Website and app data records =
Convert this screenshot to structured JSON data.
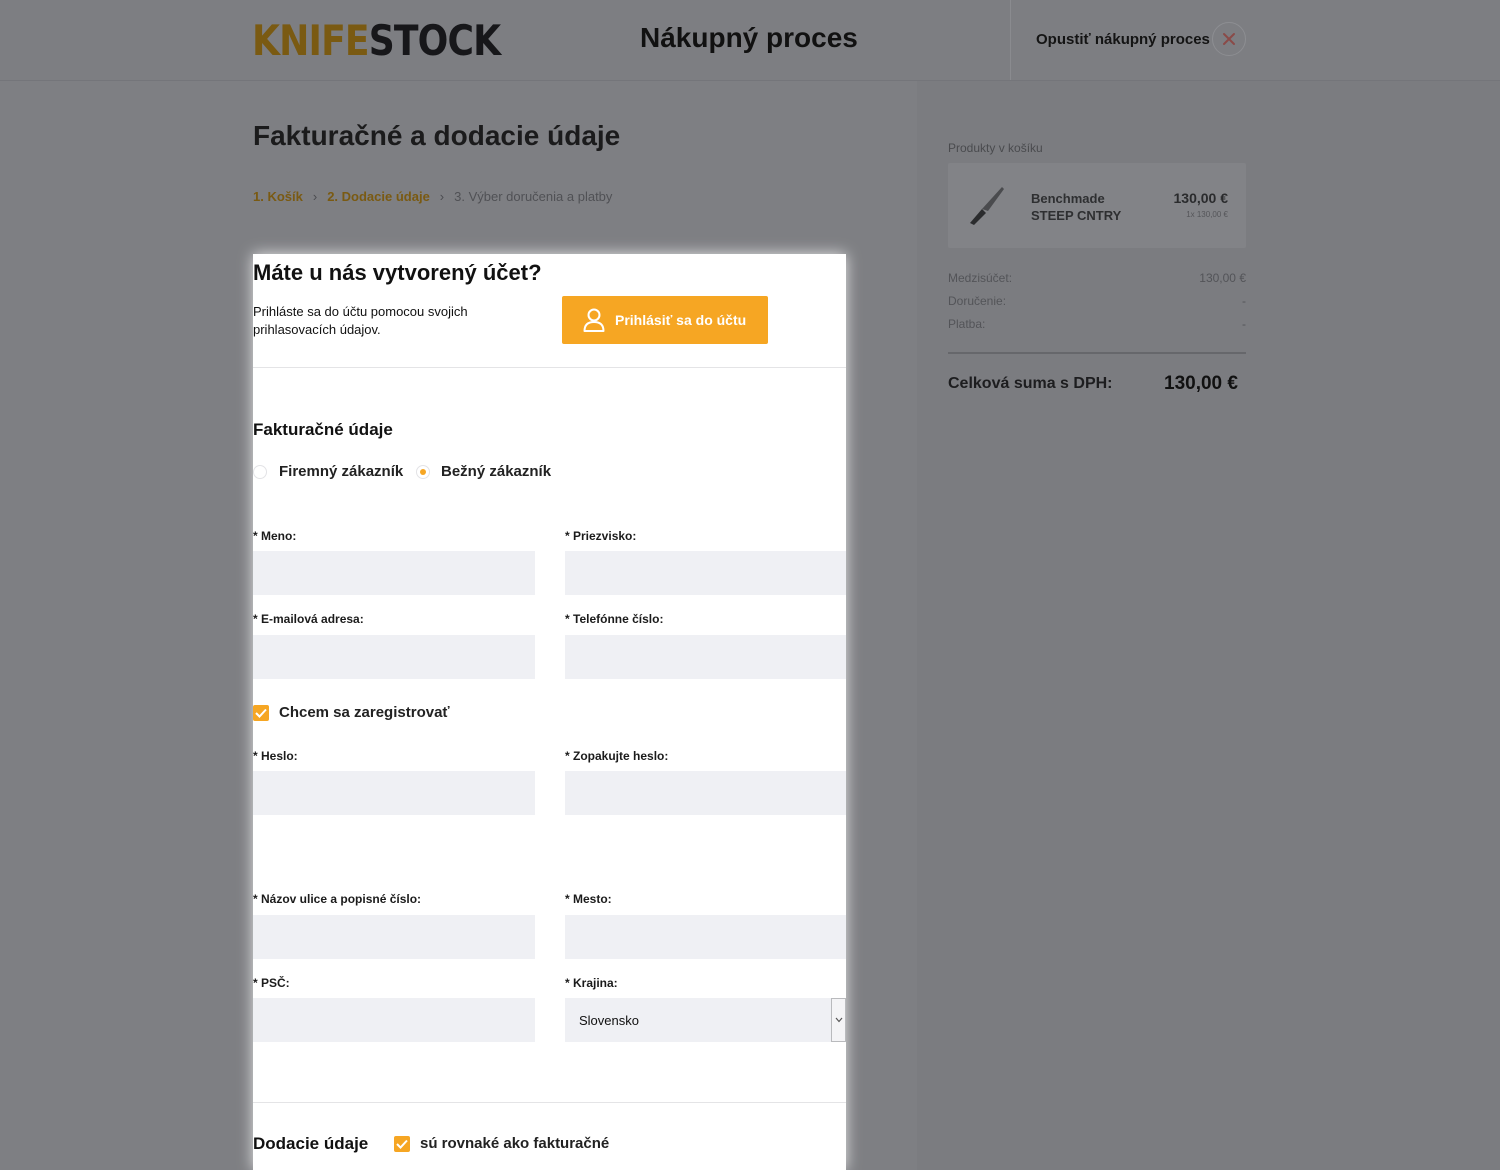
{
  "header": {
    "logo_part1": "KNIFE",
    "logo_part2": "STOCK",
    "title": "Nákupný proces",
    "exit_label": "Opustiť nákupný proces"
  },
  "page": {
    "title": "Fakturačné a dodacie údaje",
    "breadcrumb": [
      {
        "label": "1.  Košík"
      },
      {
        "label": "2.  Dodacie údaje"
      },
      {
        "label": "3.  Výber doručenia a platby"
      }
    ]
  },
  "account": {
    "title": "Máte u nás vytvorený účet?",
    "description": "Prihláste sa do účtu pomocou svojich prihlasovacích údajov.",
    "login_button": "Prihlásiť sa do účtu"
  },
  "billing": {
    "title": "Fakturačné údaje",
    "customer_types": [
      {
        "label": "Firemný zákazník",
        "selected": false
      },
      {
        "label": "Bežný zákazník",
        "selected": true
      }
    ],
    "fields": {
      "first_name": "* Meno:",
      "last_name": "* Priezvisko:",
      "email": "* E-mailová adresa:",
      "phone": "* Telefónne číslo:",
      "register": "Chcem sa zaregistrovať",
      "password": "* Heslo:",
      "password_repeat": "* Zopakujte heslo:",
      "street": "* Názov ulice a popisné číslo:",
      "city": "* Mesto:",
      "zip": "* PSČ:",
      "country": "* Krajina:"
    },
    "country_value": "Slovensko"
  },
  "delivery": {
    "title": "Dodacie údaje",
    "same_as_billing": "sú rovnaké ako fakturačné"
  },
  "cart": {
    "title": "Produkty v košíku",
    "product": {
      "name_line1": "Benchmade",
      "name_line2": "STEEP CNTRY",
      "price": "130,00 €",
      "unit": "1x 130,00 €"
    },
    "summary": [
      {
        "label": "Medzisúčet:",
        "value": "130,00 €"
      },
      {
        "label": "Doručenie:",
        "value": "-"
      },
      {
        "label": "Platba:",
        "value": "-"
      }
    ],
    "total_label": "Celková suma s DPH:",
    "total_value": "130,00 €"
  },
  "colors": {
    "accent": "#f6a623",
    "input_bg": "#eff0f4",
    "overlay_gray": "#7e7f83"
  }
}
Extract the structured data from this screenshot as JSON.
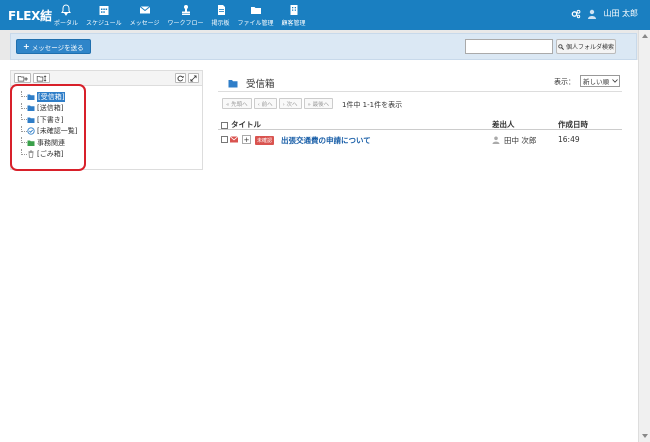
{
  "app": {
    "logo": "FLEX結"
  },
  "nav": [
    {
      "label": "ポータル",
      "icon": "bell-icon"
    },
    {
      "label": "スケジュール",
      "icon": "calendar-icon"
    },
    {
      "label": "メッセージ",
      "icon": "envelope-icon"
    },
    {
      "label": "ワークフロー",
      "icon": "stamp-icon"
    },
    {
      "label": "掲示板",
      "icon": "document-icon"
    },
    {
      "label": "ファイル管理",
      "icon": "folder-icon"
    },
    {
      "label": "顧客管理",
      "icon": "building-icon"
    }
  ],
  "user": {
    "name": "山田 太郎"
  },
  "toolbar": {
    "send_label": "メッセージを送る",
    "search_value": "",
    "search_button": "個人フォルダ検索"
  },
  "folders": [
    {
      "label": "[受信箱]",
      "icon": "folder-icon",
      "active": true
    },
    {
      "label": "[送信箱]",
      "icon": "folder-icon"
    },
    {
      "label": "[下書き]",
      "icon": "folder-icon"
    },
    {
      "label": "[未確認一覧]",
      "icon": "check-circle-icon"
    },
    {
      "label": "事務関連",
      "icon": "folder-icon"
    },
    {
      "label": "[ごみ箱]",
      "icon": "trash-icon"
    }
  ],
  "main": {
    "title": "受信箱",
    "display_label": "表示：",
    "sort_value": "新しい順",
    "pager": [
      "« 先頭へ",
      "‹ 前へ",
      "› 次へ",
      "» 最後へ"
    ],
    "count": "1件中 1-1件を表示",
    "columns": {
      "title": "タイトル",
      "sender": "差出人",
      "date": "作成日時"
    },
    "rows": [
      {
        "badge": "未確認",
        "subject": "出張交通費の申請について",
        "sender": "田中 次郎",
        "time": "16:49"
      }
    ]
  },
  "colors": {
    "topbar": "#1a7fc1",
    "accent": "#2f85c9",
    "badge": "#d9534f",
    "highlight": "#d8202a"
  }
}
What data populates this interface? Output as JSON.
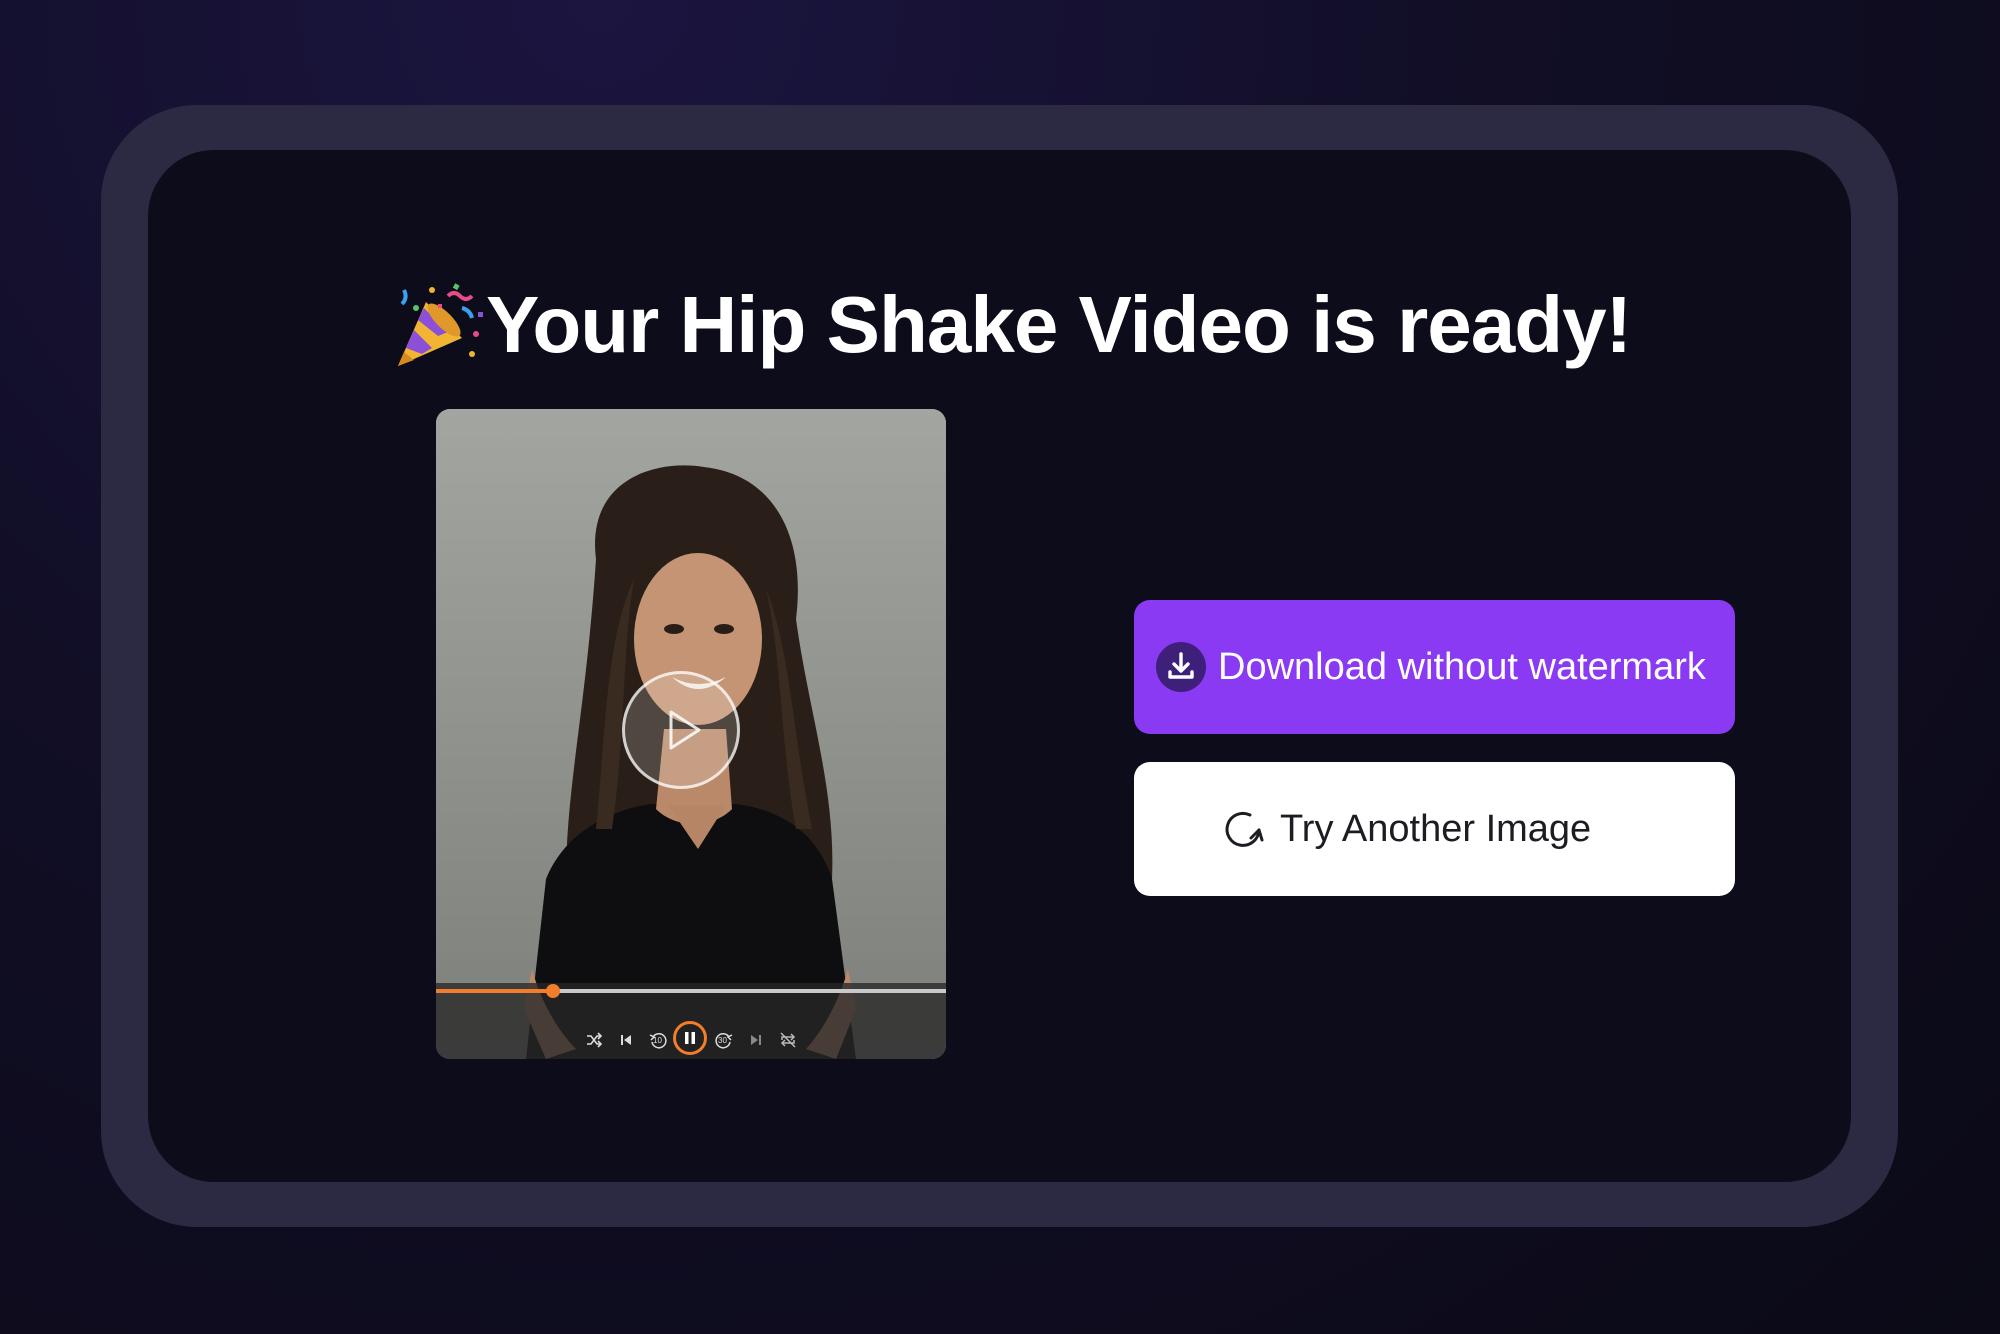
{
  "headline": {
    "text": "Your Hip Shake Video is ready!",
    "icon": "party-popper-icon"
  },
  "video": {
    "progress_percent": 23,
    "controls": [
      "shuffle-icon",
      "skip-back-icon",
      "rewind-10-icon",
      "pause-icon",
      "forward-30-icon",
      "skip-forward-icon",
      "repeat-off-icon"
    ],
    "rewind_label": "10",
    "forward_label": "30"
  },
  "actions": {
    "download_label": "Download without watermark",
    "download_icon": "download-icon",
    "try_again_label": "Try Another Image",
    "try_again_icon": "refresh-icon"
  },
  "colors": {
    "accent_purple": "#8a3af3",
    "progress_orange": "#f27d2a",
    "panel_bg": "#0d0c1b",
    "frame_bg": "#2c2a42"
  }
}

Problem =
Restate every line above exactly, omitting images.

Finished task =
Convert this screenshot to structured JSON data.
{
  "header": {
    "logo_part1": "KNIFE",
    "logo_part2": "STOCK",
    "title": "Nákupný proces",
    "exit_label": "Opustiť nákupný proces"
  },
  "page": {
    "title": "Fakturačné a dodacie údaje",
    "breadcrumb": [
      {
        "label": "1.  Košík"
      },
      {
        "label": "2.  Dodacie údaje"
      },
      {
        "label": "3.  Výber doručenia a platby"
      }
    ]
  },
  "account": {
    "title": "Máte u nás vytvorený účet?",
    "description": "Prihláste sa do účtu pomocou svojich prihlasovacích údajov.",
    "login_button": "Prihlásiť sa do účtu"
  },
  "billing": {
    "title": "Fakturačné údaje",
    "customer_types": [
      {
        "label": "Firemný zákazník",
        "selected": false
      },
      {
        "label": "Bežný zákazník",
        "selected": true
      }
    ],
    "fields": {
      "first_name": "* Meno:",
      "last_name": "* Priezvisko:",
      "email": "* E-mailová adresa:",
      "phone": "* Telefónne číslo:",
      "register": "Chcem sa zaregistrovať",
      "password": "* Heslo:",
      "password_repeat": "* Zopakujte heslo:",
      "street": "* Názov ulice a popisné číslo:",
      "city": "* Mesto:",
      "zip": "* PSČ:",
      "country": "* Krajina:"
    },
    "country_value": "Slovensko"
  },
  "delivery": {
    "title": "Dodacie údaje",
    "same_as_billing": "sú rovnaké ako fakturačné"
  },
  "cart": {
    "title": "Produkty v košíku",
    "product": {
      "name_line1": "Benchmade",
      "name_line2": "STEEP CNTRY",
      "price": "130,00 €",
      "unit": "1x 130,00 €"
    },
    "summary": [
      {
        "label": "Medzisúčet:",
        "value": "130,00 €"
      },
      {
        "label": "Doručenie:",
        "value": "-"
      },
      {
        "label": "Platba:",
        "value": "-"
      }
    ],
    "total_label": "Celková suma s DPH:",
    "total_value": "130,00 €"
  },
  "colors": {
    "accent": "#f6a623",
    "input_bg": "#eff0f4",
    "overlay_gray": "#7e7f83"
  }
}
Extract the structured data from this screenshot as JSON.
{
  "app": {
    "logo": "FLEX結"
  },
  "nav": [
    {
      "label": "ポータル",
      "icon": "bell-icon"
    },
    {
      "label": "スケジュール",
      "icon": "calendar-icon"
    },
    {
      "label": "メッセージ",
      "icon": "envelope-icon"
    },
    {
      "label": "ワークフロー",
      "icon": "stamp-icon"
    },
    {
      "label": "掲示板",
      "icon": "document-icon"
    },
    {
      "label": "ファイル管理",
      "icon": "folder-icon"
    },
    {
      "label": "顧客管理",
      "icon": "building-icon"
    }
  ],
  "user": {
    "name": "山田 太郎"
  },
  "toolbar": {
    "send_label": "メッセージを送る",
    "search_value": "",
    "search_button": "個人フォルダ検索"
  },
  "folders": [
    {
      "label": "[受信箱]",
      "icon": "folder-icon",
      "active": true
    },
    {
      "label": "[送信箱]",
      "icon": "folder-icon"
    },
    {
      "label": "[下書き]",
      "icon": "folder-icon"
    },
    {
      "label": "[未確認一覧]",
      "icon": "check-circle-icon"
    },
    {
      "label": "事務関連",
      "icon": "folder-icon"
    },
    {
      "label": "[ごみ箱]",
      "icon": "trash-icon"
    }
  ],
  "main": {
    "title": "受信箱",
    "display_label": "表示：",
    "sort_value": "新しい順",
    "pager": [
      "« 先頭へ",
      "‹ 前へ",
      "› 次へ",
      "» 最後へ"
    ],
    "count": "1件中 1-1件を表示",
    "columns": {
      "title": "タイトル",
      "sender": "差出人",
      "date": "作成日時"
    },
    "rows": [
      {
        "badge": "未確認",
        "subject": "出張交通費の申請について",
        "sender": "田中 次郎",
        "time": "16:49"
      }
    ]
  },
  "colors": {
    "topbar": "#1a7fc1",
    "accent": "#2f85c9",
    "badge": "#d9534f",
    "highlight": "#d8202a"
  }
}
What data populates this interface? Output as JSON.
{
  "headline": {
    "text": "Your Hip Shake Video is ready!",
    "icon": "party-popper-icon"
  },
  "video": {
    "progress_percent": 23,
    "controls": [
      "shuffle-icon",
      "skip-back-icon",
      "rewind-10-icon",
      "pause-icon",
      "forward-30-icon",
      "skip-forward-icon",
      "repeat-off-icon"
    ],
    "rewind_label": "10",
    "forward_label": "30"
  },
  "actions": {
    "download_label": "Download without watermark",
    "download_icon": "download-icon",
    "try_again_label": "Try Another Image",
    "try_again_icon": "refresh-icon"
  },
  "colors": {
    "accent_purple": "#8a3af3",
    "progress_orange": "#f27d2a",
    "panel_bg": "#0d0c1b",
    "frame_bg": "#2c2a42"
  }
}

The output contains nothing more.